  • Photo count – use as many or few as your story needs.
  • Page count – single or double page layout…it’s up to you.
  • Page size – 6×8, 8.5×11, 12×12…the templates work with any size you can imagine.
  • Title placement – the size of your letters and the colors on your page play a major role in where a title will look best on any given page, so my templates don’t dictate title placement.
  • Papers – your own personal style and story will factor in where and how much you want to layer or not layer. The templates leave you free to be you.
  • Details – because you can take your layout is so many different directions with a Flexible Template, additional detailing, like embellishments, can vary just as much.

For example, on the first layout pictured above I used eleven different scraps and blocks of papers in layers on top of the background paper, whereas on the second layout I only used two. And on another page I made with this template, I didn’t add any layers of paper to the background at all.

In Part One of the Dynamic Line Flexible Template video I made two layouts with photos from the same event, with the same exact color scheme, and even most of the products were the same or from the same package.

Why would I do that? Because I wanted to show you how a few minor differences made the pages different enough.

So imagine what variety you can get by using different colors, products, and pictures from different events. That is what I demonstrated in this Part Two episode.

My Flexible Templates get you started on a page design (because starting can be the hardest part), but they give you as much flexibility and room for creativity as you want.

Design with Lines

Did you know that some lines will move your eye around the page quickly, while others give you a sense of slow, steady stability?

Lines are a big deal. They play a major role in how a person feels and where they look when viewing your pages.

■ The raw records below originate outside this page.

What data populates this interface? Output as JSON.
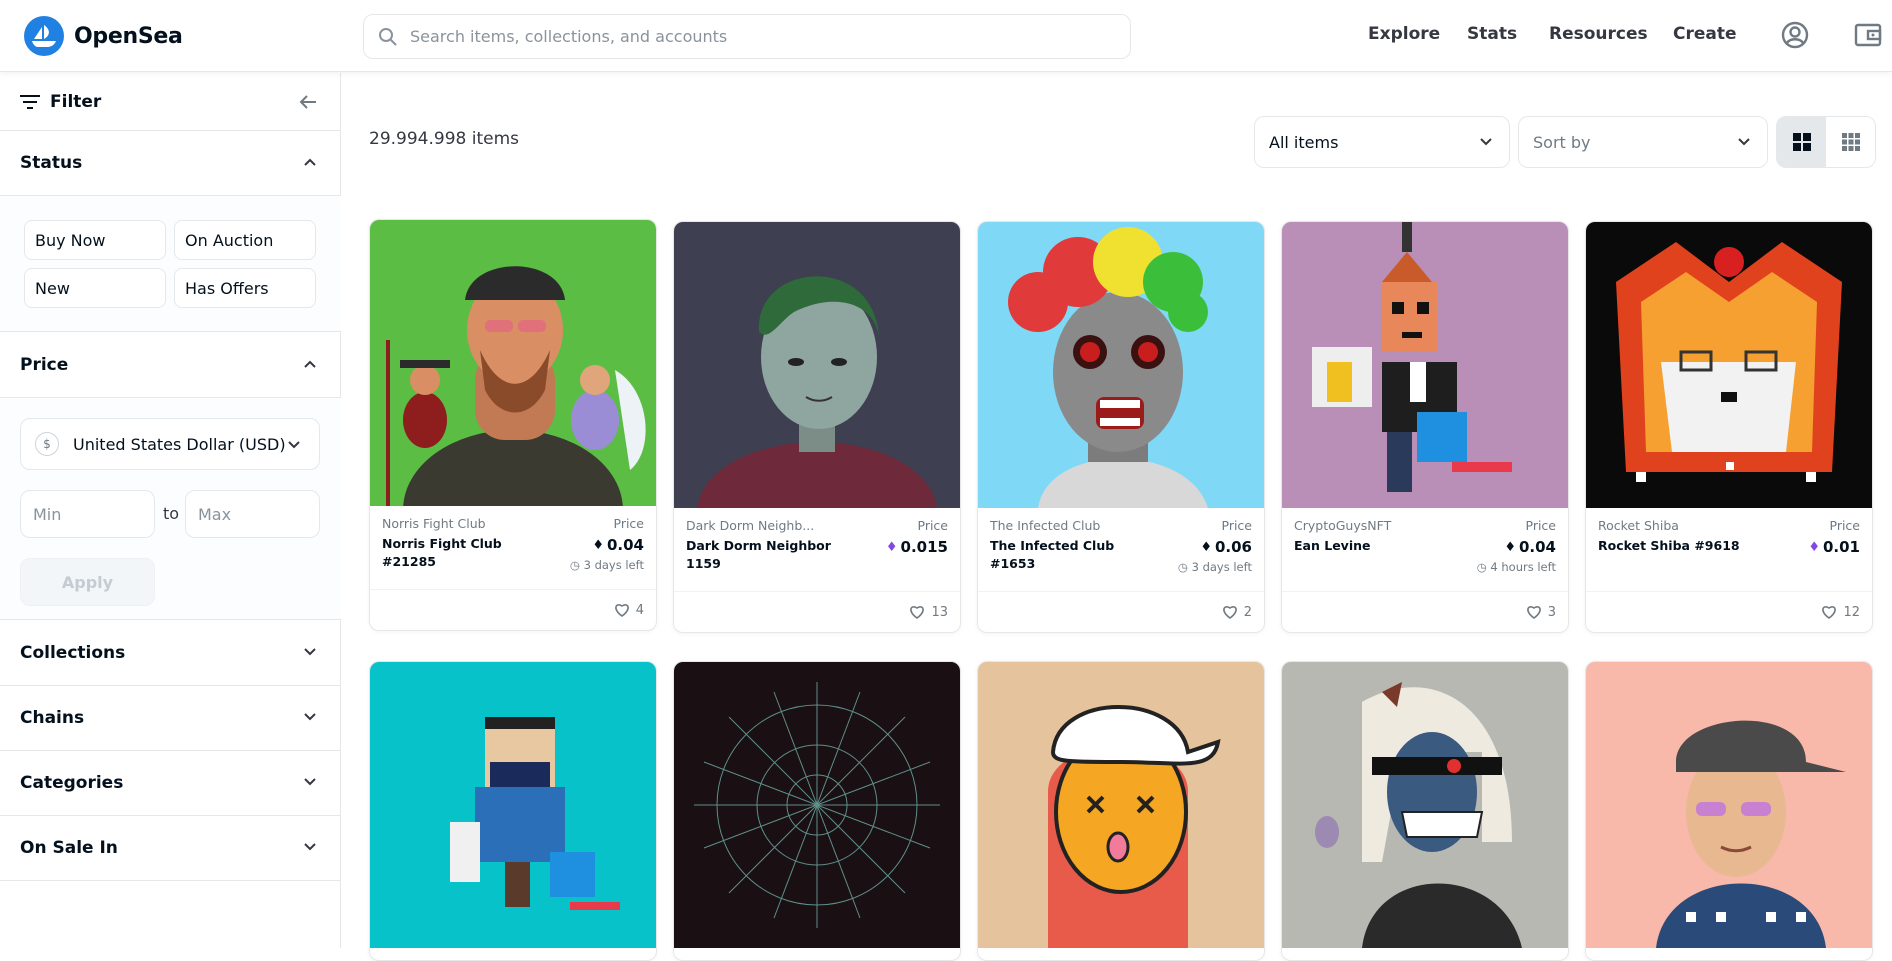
{
  "brand": {
    "name": "OpenSea",
    "color": "#2081e2"
  },
  "search": {
    "placeholder": "Search items, collections, and accounts"
  },
  "nav": {
    "explore": "Explore",
    "stats": "Stats",
    "resources": "Resources",
    "create": "Create"
  },
  "filter": {
    "title": "Filter",
    "status": {
      "title": "Status",
      "options": [
        "Buy Now",
        "On Auction",
        "New",
        "Has Offers"
      ]
    },
    "price": {
      "title": "Price",
      "currency": "United States Dollar (USD)",
      "currency_symbol": "$",
      "min_placeholder": "Min",
      "max_placeholder": "Max",
      "to": "to",
      "apply": "Apply"
    },
    "sections": [
      "Collections",
      "Chains",
      "Categories",
      "On Sale In"
    ]
  },
  "main": {
    "count": "29.994.998 items",
    "all_items": "All items",
    "sort_by": "Sort by"
  },
  "cards": [
    {
      "collection": "Norris Fight Club",
      "name": "Norris Fight Club #21285",
      "price_label": "Price",
      "price": "0.04",
      "currency": "eth",
      "time": "3 days left",
      "likes": "4"
    },
    {
      "collection": "Dark Dorm Neighb...",
      "name": "Dark Dorm Neighbor 1159",
      "price_label": "Price",
      "price": "0.015",
      "currency": "matic",
      "time": "",
      "likes": "13"
    },
    {
      "collection": "The Infected Club",
      "name": "The Infected Club #1653",
      "price_label": "Price",
      "price": "0.06",
      "currency": "eth",
      "time": "3 days left",
      "likes": "2"
    },
    {
      "collection": "CryptoGuysNFT",
      "name": "Ean Levine",
      "price_label": "Price",
      "price": "0.04",
      "currency": "eth",
      "time": "4 hours left",
      "likes": "3"
    },
    {
      "collection": "Rocket Shiba",
      "name": "Rocket Shiba #9618",
      "price_label": "Price",
      "price": "0.01",
      "currency": "matic",
      "time": "",
      "likes": "12"
    }
  ]
}
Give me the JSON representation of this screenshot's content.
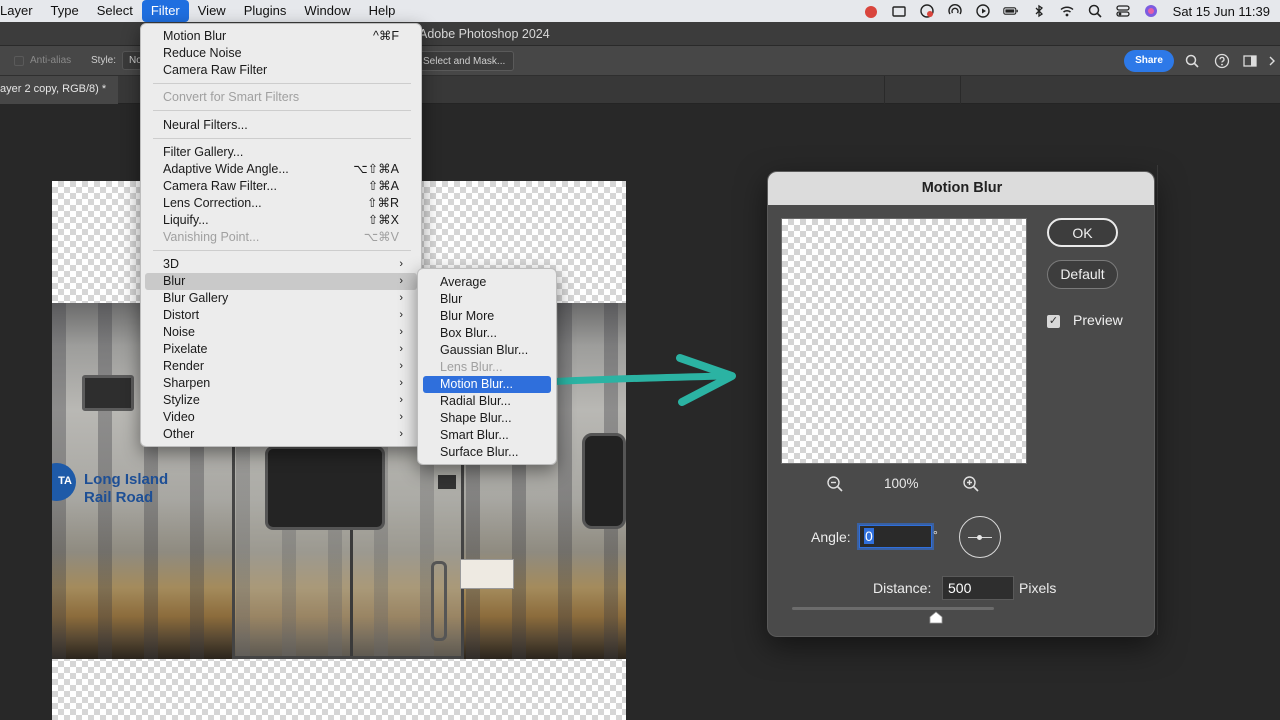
{
  "menubar": {
    "items": [
      "Layer",
      "Type",
      "Select",
      "Filter",
      "View",
      "Plugins",
      "Window",
      "Help"
    ],
    "active_item": "Filter",
    "status_icons": [
      "battery-icon",
      "bluetooth-icon",
      "wifi-icon",
      "search-icon",
      "control-center-icon",
      "siri-icon"
    ],
    "clock": "Sat 15 Jun  11:39"
  },
  "window": {
    "title": "Adobe Photoshop 2024"
  },
  "options_bar": {
    "anti_alias": "Anti-alias",
    "style_label": "Style:",
    "style_value": "No",
    "select_and_mask": "Select and Mask...",
    "share_label": "Share"
  },
  "doc_tab": {
    "title": "ayer 2 copy, RGB/8) *"
  },
  "canvas": {
    "lirr_text": "Long Island\nRail Road",
    "badge_text": "TA"
  },
  "filter_menu": {
    "motion_blur": {
      "label": "Motion Blur",
      "shortcut": "^⌘F"
    },
    "reduce_noise": "Reduce Noise",
    "camera_raw": "Camera Raw Filter",
    "convert_smart": "Convert for Smart Filters",
    "neural": "Neural Filters...",
    "filter_gallery": "Filter Gallery...",
    "adaptive": {
      "label": "Adaptive Wide Angle...",
      "shortcut": "⌥⇧⌘A"
    },
    "camera_raw_filter": {
      "label": "Camera Raw Filter...",
      "shortcut": "⇧⌘A"
    },
    "lens_correction": {
      "label": "Lens Correction...",
      "shortcut": "⇧⌘R"
    },
    "liquify": {
      "label": "Liquify...",
      "shortcut": "⇧⌘X"
    },
    "vanishing": {
      "label": "Vanishing Point...",
      "shortcut": "⌥⌘V"
    },
    "submenus": [
      "3D",
      "Blur",
      "Blur Gallery",
      "Distort",
      "Noise",
      "Pixelate",
      "Render",
      "Sharpen",
      "Stylize",
      "Video",
      "Other"
    ]
  },
  "blur_submenu": {
    "items": [
      "Average",
      "Blur",
      "Blur More",
      "Box Blur...",
      "Gaussian Blur...",
      "Lens Blur...",
      "Motion Blur...",
      "Radial Blur...",
      "Shape Blur...",
      "Smart Blur...",
      "Surface Blur..."
    ]
  },
  "dialog": {
    "title": "Motion Blur",
    "ok_label": "OK",
    "default_label": "Default",
    "preview_label": "Preview",
    "preview_checked": true,
    "zoom_value": "100%",
    "angle_label": "Angle:",
    "angle_value": "0",
    "degree_symbol": "°",
    "distance_label": "Distance:",
    "distance_value": "500",
    "distance_unit": "Pixels"
  },
  "colors": {
    "accent": "#2f6fdc",
    "share": "#2d79e8",
    "arrow": "#2bb3a3"
  }
}
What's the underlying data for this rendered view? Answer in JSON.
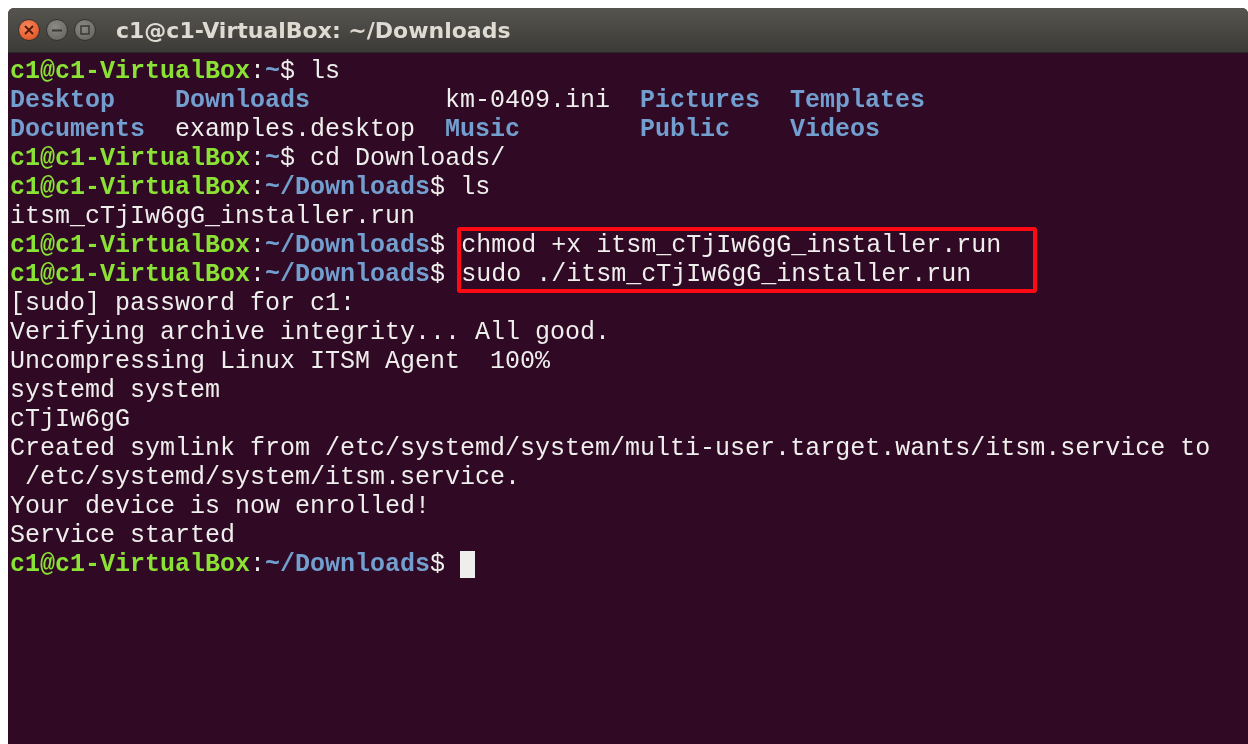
{
  "window": {
    "title": "c1@c1-VirtualBox: ~/Downloads"
  },
  "terminal": {
    "lines": [
      {
        "kind": "prompt",
        "user": "c1@c1-VirtualBox",
        "separator": ":",
        "path": "~",
        "symbol": "$",
        "command": "ls"
      },
      {
        "kind": "listing",
        "items": [
          {
            "name": "Desktop",
            "kind": "dir"
          },
          {
            "name": "Downloads",
            "kind": "dir"
          },
          {
            "name": "km-0409.ini",
            "kind": "file"
          },
          {
            "name": "Pictures",
            "kind": "dir"
          },
          {
            "name": "Templates",
            "kind": "dir"
          },
          {
            "name": "Documents",
            "kind": "dir"
          },
          {
            "name": "examples.desktop",
            "kind": "file"
          },
          {
            "name": "Music",
            "kind": "dir"
          },
          {
            "name": "Public",
            "kind": "dir"
          },
          {
            "name": "Videos",
            "kind": "dir"
          }
        ]
      },
      {
        "kind": "prompt",
        "user": "c1@c1-VirtualBox",
        "separator": ":",
        "path": "~",
        "symbol": "$",
        "command": "cd Downloads/"
      },
      {
        "kind": "prompt",
        "user": "c1@c1-VirtualBox",
        "separator": ":",
        "path": "~/Downloads",
        "symbol": "$",
        "command": "ls"
      },
      {
        "kind": "output",
        "text": "itsm_cTjIw6gG_installer.run"
      },
      {
        "kind": "highlight",
        "lines": [
          {
            "user": "c1@c1-VirtualBox",
            "separator": ":",
            "path": "~/Downloads",
            "symbol": "$",
            "command": "chmod +x itsm_cTjIw6gG_installer.run"
          },
          {
            "user": "c1@c1-VirtualBox",
            "separator": ":",
            "path": "~/Downloads",
            "symbol": "$",
            "command": "sudo ./itsm_cTjIw6gG_installer.run"
          }
        ]
      },
      {
        "kind": "output",
        "text": "[sudo] password for c1:"
      },
      {
        "kind": "output",
        "text": "Verifying archive integrity... All good."
      },
      {
        "kind": "output",
        "text": "Uncompressing Linux ITSM Agent  100%"
      },
      {
        "kind": "output",
        "text": "systemd system"
      },
      {
        "kind": "output",
        "text": "cTjIw6gG"
      },
      {
        "kind": "output",
        "text": "Created symlink from /etc/systemd/system/multi-user.target.wants/itsm.service to"
      },
      {
        "kind": "output",
        "text": " /etc/systemd/system/itsm.service."
      },
      {
        "kind": "output",
        "text": "Your device is now enrolled!"
      },
      {
        "kind": "output",
        "text": "Service started"
      },
      {
        "kind": "prompt",
        "user": "c1@c1-VirtualBox",
        "separator": ":",
        "path": "~/Downloads",
        "symbol": "$",
        "cursor": true
      }
    ]
  }
}
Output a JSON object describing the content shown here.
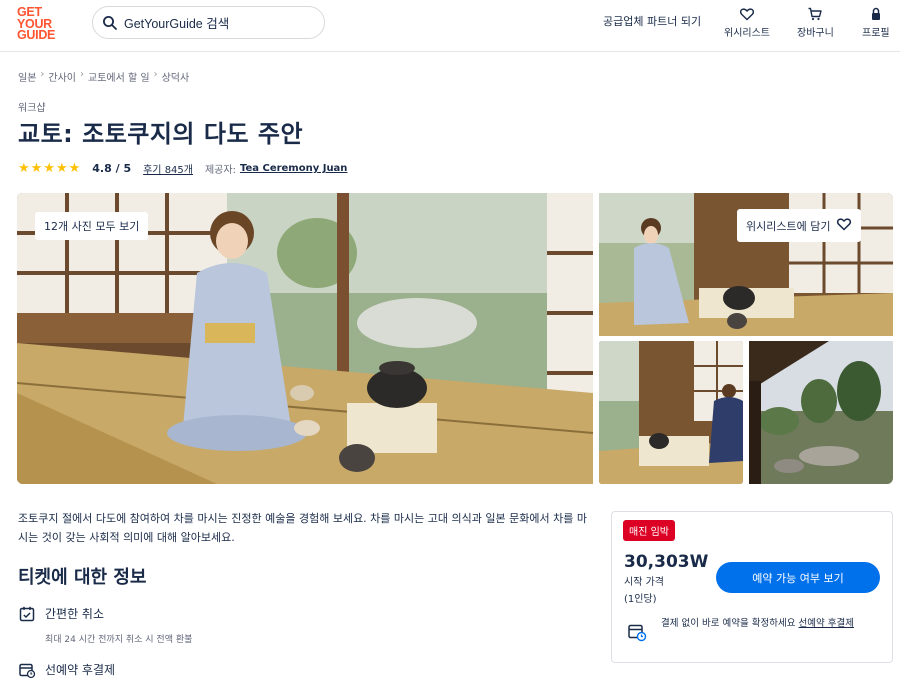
{
  "header": {
    "logo": [
      "GET",
      "YOUR",
      "GUIDE"
    ],
    "search_placeholder": "GetYourGuide 검색",
    "partner": "공급업체 파트너 되기",
    "nav": [
      {
        "label": "위시리스트",
        "icon": "heart-icon"
      },
      {
        "label": "장바구니",
        "icon": "cart-icon"
      },
      {
        "label": "프로필",
        "icon": "user-icon"
      }
    ]
  },
  "breadcrumb": [
    "일본",
    "간사이",
    "교토에서 할 일",
    "상덕사"
  ],
  "category": "워크샵",
  "title": "교토: 조토쿠지의 다도 주안",
  "rating": {
    "stars": 5,
    "value": "4.8 / 5",
    "reviews": "후기 845개",
    "provider_label": "제공자:",
    "provider": "Tea Ceremony Juan"
  },
  "gallery": {
    "all_photos": "12개 사진 모두 보기",
    "wishlist": "위시리스트에 담기"
  },
  "description": "조토쿠지 절에서 다도에 참여하여 차를 마시는 진정한 예술을 경험해 보세요. 차를 마시는 고대 의식과 일본 문화에서 차를 마시는 것이 갖는 사회적 의미에 대해 알아보세요.",
  "ticket_info": {
    "title": "티켓에 대한 정보",
    "features": [
      {
        "label": "간편한 취소",
        "sub": "최대 24 시간 전까지 취소 시 전액 환불"
      },
      {
        "label": "선예약 후결제"
      }
    ]
  },
  "booking": {
    "badge": "매진 임박",
    "price": "30,303W",
    "price_label": "시작 가격",
    "price_unit": "(1인당)",
    "button": "예약 가능 여부 보기",
    "note_text": "결제 없이 바로 예약을 확정하세요",
    "note_link": "선예약 후결제"
  },
  "colors": {
    "brand": "#ff5533",
    "primary": "#0071eb",
    "badge": "#dc0025",
    "star": "#ffc107",
    "text": "#1a2b49"
  }
}
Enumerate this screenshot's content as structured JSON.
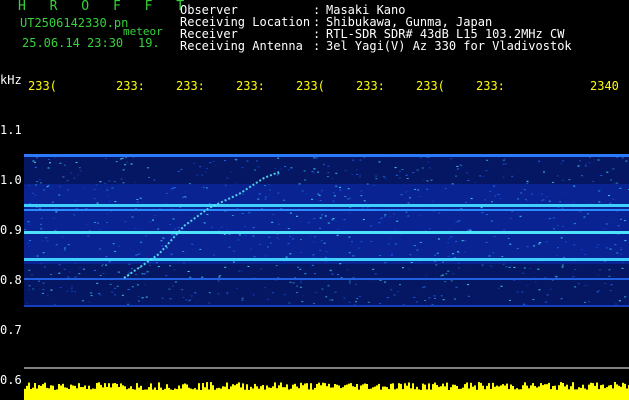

Because line is an essential part of the Dynamic Line Flexible Template, I took this episode as an opportunity to demonstrate how to make these two very different types of lines, and to show you how those lines make you feel.

You must be a member to watch this very packed episode.

Click here to learn about a membership!

You will find the new video in the Member’s Area and on iTunes in the Member feed.

Shine On,
Love,-Noell